Grieving relatives of Copts killed by a recent military crackdown leave Abbasiya Cathedral and pour into the streets of Cairo. (Photo: Amel Pain / EPA-Corbis)
What begins with the Jews, never ends with them. Last week's massacre of Copts in Egypt (let's call a spade a spade: 'clashes' suggest that both sides were responsible for the violence) prompted Joseph Wahed, co-founder of JIMENA, to write the following letter to the Wall St Journal. It was published on October 17.
As an Egyptian Jew, I read with special interest Matt Bradley's article "Clashes between Christians, Police rock Cairo," Monday, October 10.
This reminded me of what our Coptic neighbor told my family as we were being expelled from Egypt in November 1952.: "After Saturday comes Sunday." He accurately predicted that the Coptic community also would feel the wrath and hatred of Egyptians, much of it inspired by radical Muslims.
Mr. Bradley also commented that "Egyptians have long prided themselves on a shared sense of citizenship that straddles religious boundaries."
Indeed, some individual Copts and Muslims have strong personal ties, but Mr. Bradley's statement is not based on historical fact; rather, it's based on a fantasy typical of Egyptian culture. Mr. Bradley needed to research why Egyptians' so-called "shared sense of pride" did not apply to the 80,000 Jews who once lived in Egypt and who were all kicked out.
There was no sense of pride when Egypt's nationality laws made it virtually impossible for Jews, and some Christians, born in Egypt to acquire Egyptian nationality thus rendering many stateless. In addition, Jews were restricted from certain government Jobs.
Nowadays, Christians are being victimized by the Muslim community in Iraq, Pakistan, Gaza, Bethlehem, Lebanon, Nigeria and elsewhere.

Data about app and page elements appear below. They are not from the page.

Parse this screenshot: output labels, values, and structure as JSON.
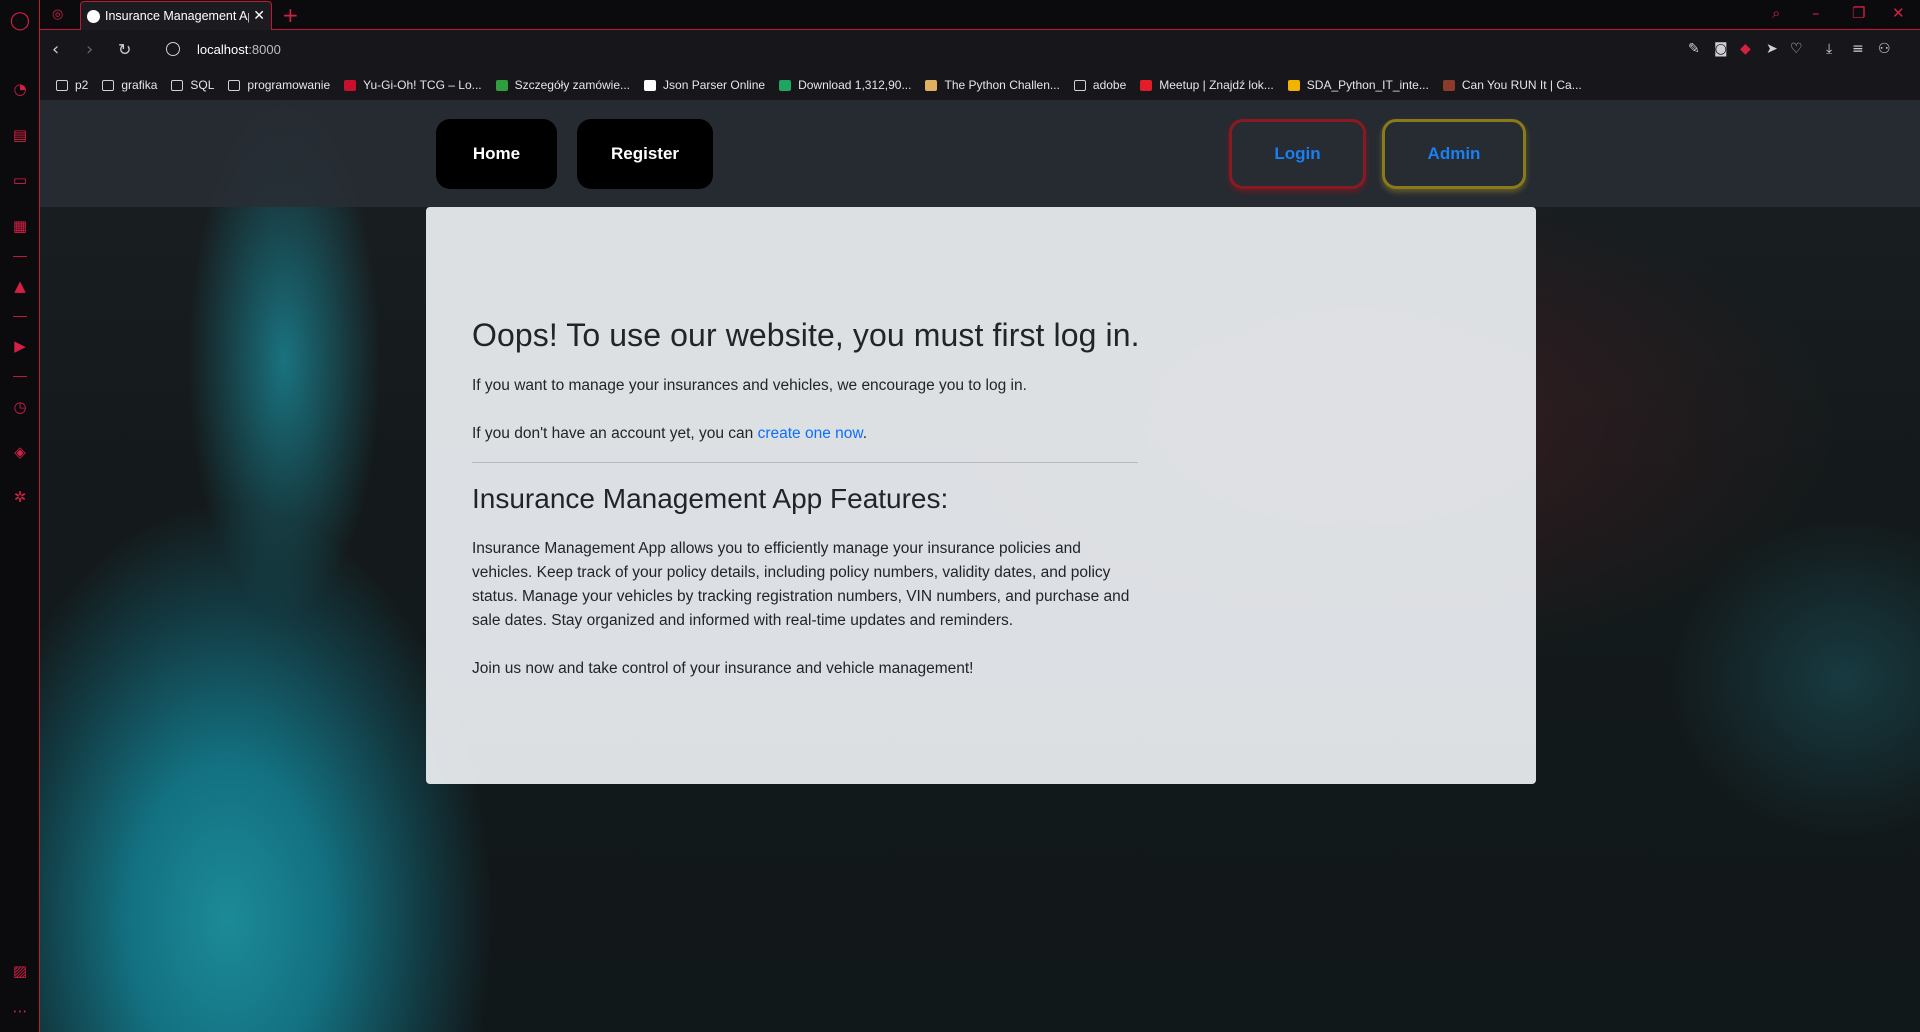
{
  "browser": {
    "tab_title": "Insurance Management App",
    "url_host": "localhost",
    "url_port": ":8000",
    "accent_color": "#d61f45",
    "bookmarks": [
      {
        "label": "p2",
        "icon": "folder-icon"
      },
      {
        "label": "grafika",
        "icon": "folder-icon"
      },
      {
        "label": "SQL",
        "icon": "folder-icon"
      },
      {
        "label": "programowanie",
        "icon": "folder-icon"
      },
      {
        "label": "Yu-Gi-Oh! TCG – Lo...",
        "icon": "site-icon"
      },
      {
        "label": "Szczegóły zamówie...",
        "icon": "site-icon"
      },
      {
        "label": "Json Parser Online",
        "icon": "site-icon"
      },
      {
        "label": "Download 1,312,90...",
        "icon": "site-icon"
      },
      {
        "label": "The Python Challen...",
        "icon": "site-icon"
      },
      {
        "label": "adobe",
        "icon": "folder-icon"
      },
      {
        "label": "Meetup | Znajdź lok...",
        "icon": "site-icon"
      },
      {
        "label": "SDA_Python_IT_inte...",
        "icon": "site-icon"
      },
      {
        "label": "Can You RUN It | Ca...",
        "icon": "site-icon"
      }
    ]
  },
  "nav": {
    "home": "Home",
    "register": "Register",
    "login": "Login",
    "admin": "Admin",
    "link_color": "#1a7ff0"
  },
  "main": {
    "heading": "Oops! To use our website, you must first log in.",
    "intro": "If you want to manage your insurances and vehicles, we encourage you to log in.",
    "no_account_prefix": "If you don't have an account yet, you can ",
    "create_link": "create one now",
    "no_account_suffix": ".",
    "features_heading": "Insurance Management App Features:",
    "features_text": "Insurance Management App allows you to efficiently manage your insurance policies and vehicles. Keep track of your policy details, including policy numbers, validity dates, and policy status. Manage your vehicles by tracking registration numbers, VIN numbers, and purchase and sale dates. Stay organized and informed with real-time updates and reminders.",
    "join_text": "Join us now and take control of your insurance and vehicle management!"
  }
}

Sadly, just like when Jews were being ethnically cleansed, there's the same stone silence from the U.N., Human Rights Organizations, religious leaders and the world's Christian community.